YouGov has Gov Hickenlooper, who before entering the race was seeking the Democratic nomination for president, with an eight-point advantage over Senator Gardner.
GOP Sen. Martha McSally lost her bid for the other senate seat in Arizona in 2018 to Democrat Kyrsten Sinema but, following the death of long-time Arizona Senator John McCain, she was appointed to the seat by Republican Gov Doug Ducey.
However, she faces an uphill battle to keep hold of her seat, going up against former astronaut Mark Kelly, the husband of former Arizona Representative Gabrielle Giffords, a hero of the gun control movement since she was shot, at a campaign event in 2011.
Arizona has been reliably red for some time, but its growing Latino population favours the Democrats, and as such, according to YouGov, Sen. McSally trails Kelly by 11 points.
The state of Georgia was marred in controversy during the 2018 midterm elections when there were numerous allegations of voter suppression after civil rights activist Stacey Abrams, a Democrat, narrowly lost to Republican incumbent Brian Kemp in the gubernatorial election.
The feeling was that this often reliably red state was shifting blue and Abrams’ close race was the first signal of this.
As a result, the Senate race between Republican incumbent Sen. David Perdue and Democrat challenger Jon Ossoff is, certainly one to keep an eye on.
YouGov gives Perdue a one-point lead in this race, and should Ossoff pull off an upset and win, it could signal that the election night is going to be a particularly rough one for Republicans all over the country.

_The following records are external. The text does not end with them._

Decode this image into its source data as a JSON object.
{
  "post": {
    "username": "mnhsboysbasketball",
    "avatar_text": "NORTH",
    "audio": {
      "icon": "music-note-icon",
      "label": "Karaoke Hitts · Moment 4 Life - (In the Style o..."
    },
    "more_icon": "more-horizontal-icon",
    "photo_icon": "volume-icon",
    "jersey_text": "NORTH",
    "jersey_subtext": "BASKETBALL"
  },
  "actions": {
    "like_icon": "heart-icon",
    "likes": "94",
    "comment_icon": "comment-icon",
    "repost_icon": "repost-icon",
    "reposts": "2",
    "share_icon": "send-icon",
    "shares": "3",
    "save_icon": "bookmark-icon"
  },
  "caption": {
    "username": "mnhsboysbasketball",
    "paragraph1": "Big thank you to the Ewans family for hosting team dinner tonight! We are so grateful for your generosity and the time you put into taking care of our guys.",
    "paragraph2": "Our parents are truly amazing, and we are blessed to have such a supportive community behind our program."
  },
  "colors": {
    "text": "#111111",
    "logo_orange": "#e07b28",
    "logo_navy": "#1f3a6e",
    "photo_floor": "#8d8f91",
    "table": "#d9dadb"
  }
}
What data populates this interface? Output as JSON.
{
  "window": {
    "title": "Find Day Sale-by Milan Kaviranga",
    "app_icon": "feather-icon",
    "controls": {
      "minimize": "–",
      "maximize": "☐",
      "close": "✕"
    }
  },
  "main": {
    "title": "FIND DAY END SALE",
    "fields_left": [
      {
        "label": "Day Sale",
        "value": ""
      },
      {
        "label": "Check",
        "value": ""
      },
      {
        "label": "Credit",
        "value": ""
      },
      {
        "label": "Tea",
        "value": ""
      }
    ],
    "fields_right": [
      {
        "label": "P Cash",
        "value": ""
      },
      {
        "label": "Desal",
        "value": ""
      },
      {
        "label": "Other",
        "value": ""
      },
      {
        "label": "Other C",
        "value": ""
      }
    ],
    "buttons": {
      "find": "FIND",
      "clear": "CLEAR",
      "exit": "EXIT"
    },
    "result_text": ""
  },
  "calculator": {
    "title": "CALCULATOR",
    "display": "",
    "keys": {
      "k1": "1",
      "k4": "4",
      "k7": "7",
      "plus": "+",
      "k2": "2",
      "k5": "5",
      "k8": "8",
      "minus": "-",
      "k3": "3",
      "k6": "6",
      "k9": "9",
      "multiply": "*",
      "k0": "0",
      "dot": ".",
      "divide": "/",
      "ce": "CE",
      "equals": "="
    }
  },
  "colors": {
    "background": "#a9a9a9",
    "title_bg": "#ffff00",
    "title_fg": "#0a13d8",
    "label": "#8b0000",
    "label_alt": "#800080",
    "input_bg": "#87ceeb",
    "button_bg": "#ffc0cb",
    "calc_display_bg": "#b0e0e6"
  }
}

Not all of the Senate races to keep an eye on are those where Republican-controlled seats could potentially flip Democrat, the Senate race in Alabama is between incumbent Democrat Sen. Doug Jones and a former college football coach, Republican Tommy Tuberville.
By all indications, Sen. Jones’ narrow victory in the 2017 special election was extremely lucky, having gone up against Republican Roy Moore, who in the run-up to the election was accused of sexually assaulting numerous women and minors.

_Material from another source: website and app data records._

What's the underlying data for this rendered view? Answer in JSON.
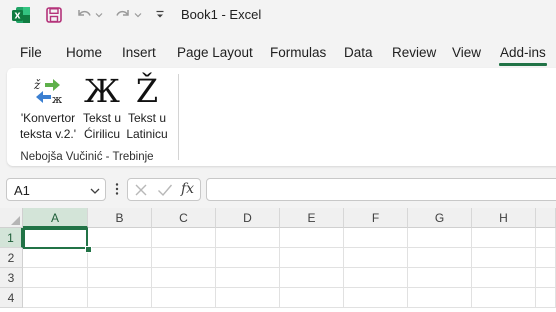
{
  "titlebar": {
    "app_icon": "excel-logo-icon",
    "title": "Book1  -  Excel",
    "quick_access": [
      "save-icon",
      "undo-icon",
      "redo-icon",
      "customize-qat-icon"
    ]
  },
  "tabs": [
    "File",
    "Home",
    "Insert",
    "Page Layout",
    "Formulas",
    "Data",
    "Review",
    "View",
    "Add-ins"
  ],
  "active_tab": "Add-ins",
  "ribbon": {
    "buttons": [
      {
        "icon": "converter-icon",
        "line1": "'Konvertor",
        "line2": "teksta v.2.'"
      },
      {
        "icon": "cyrillic-zhe-icon",
        "glyph": "Ж",
        "line1": "Tekst u",
        "line2": "Ćirilicu"
      },
      {
        "icon": "latin-zcaron-icon",
        "glyph": "Ž",
        "line1": "Tekst u",
        "line2": "Latinicu"
      }
    ],
    "group_label": "Nebojša Vučinić - Trebinje"
  },
  "formula_bar": {
    "name_box": "A1",
    "fx_label": "fx",
    "formula": ""
  },
  "grid": {
    "columns": [
      "A",
      "B",
      "C",
      "D",
      "E",
      "F",
      "G",
      "H"
    ],
    "rows": [
      "1",
      "2",
      "3",
      "4"
    ],
    "active_cell": "A1"
  },
  "colors": {
    "accent": "#217346",
    "header_selected": "#d3e4d8",
    "ribbon_bg": "#ffffff",
    "chrome_bg": "#f3f3f3"
  }
}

The battle will in all likelihood be a lot tougher for Sen. Jones this time around, with numerous polls giving Tuberville a double-digit lead in a state where Trump remains incredibly popular.
In truth Democrats have zero business being competitive in Montana, which Trump won by 20 points in 2016 and continues to poll six points ahead of Biden.
However, the Democrat challenger to Republican incumbent Sen. Steve Daines is just about the only person who could make this race a challenge. Governor Steve Bullock, whose popularity in the state rose even higher than it already was after his management of the state’s coronavirus response.
Similarly to Georgia, the Democrats chances of winning this state would still be classed as a long shot, with state-wide polls giving Daines a slim lead, but should Bullock emerge victorious it serves as a great omen for Democrats all over.
This is the one to watch.
GOP Sen. Lindsey Graham is facing an incredibly stiff challenge in a state that Trump won in 2016 but 14 points, going up against Jaime Harrison, the protégé of House of Representatives Majority Whip Jim Clyburn.
The thing that makes this particular race so remarkable and intriguing is that Graham and Harrison are on opposite ends of the political spectrum.
Graham has been a major Trump ally since 2016, whereas Harrison is unapologetically progressive, advocating for expanded healthcare coverage and the legalisation of cannabis.
This race is already the most expensive Senate race ever, with the two sides spending over $250m combined.
South Carolina has had a long history of racial bloc voting, and the backlash from African-Americans against Trump and Graham could prove crucial as Harrison looks to take the seat from Graham that he inherited from segregationist Strom Thurmond.
A Quinnipiac University poll has neither candidate with a lead over the other – something that will give Harrison more than enough hope that he can pull off the upset on election night.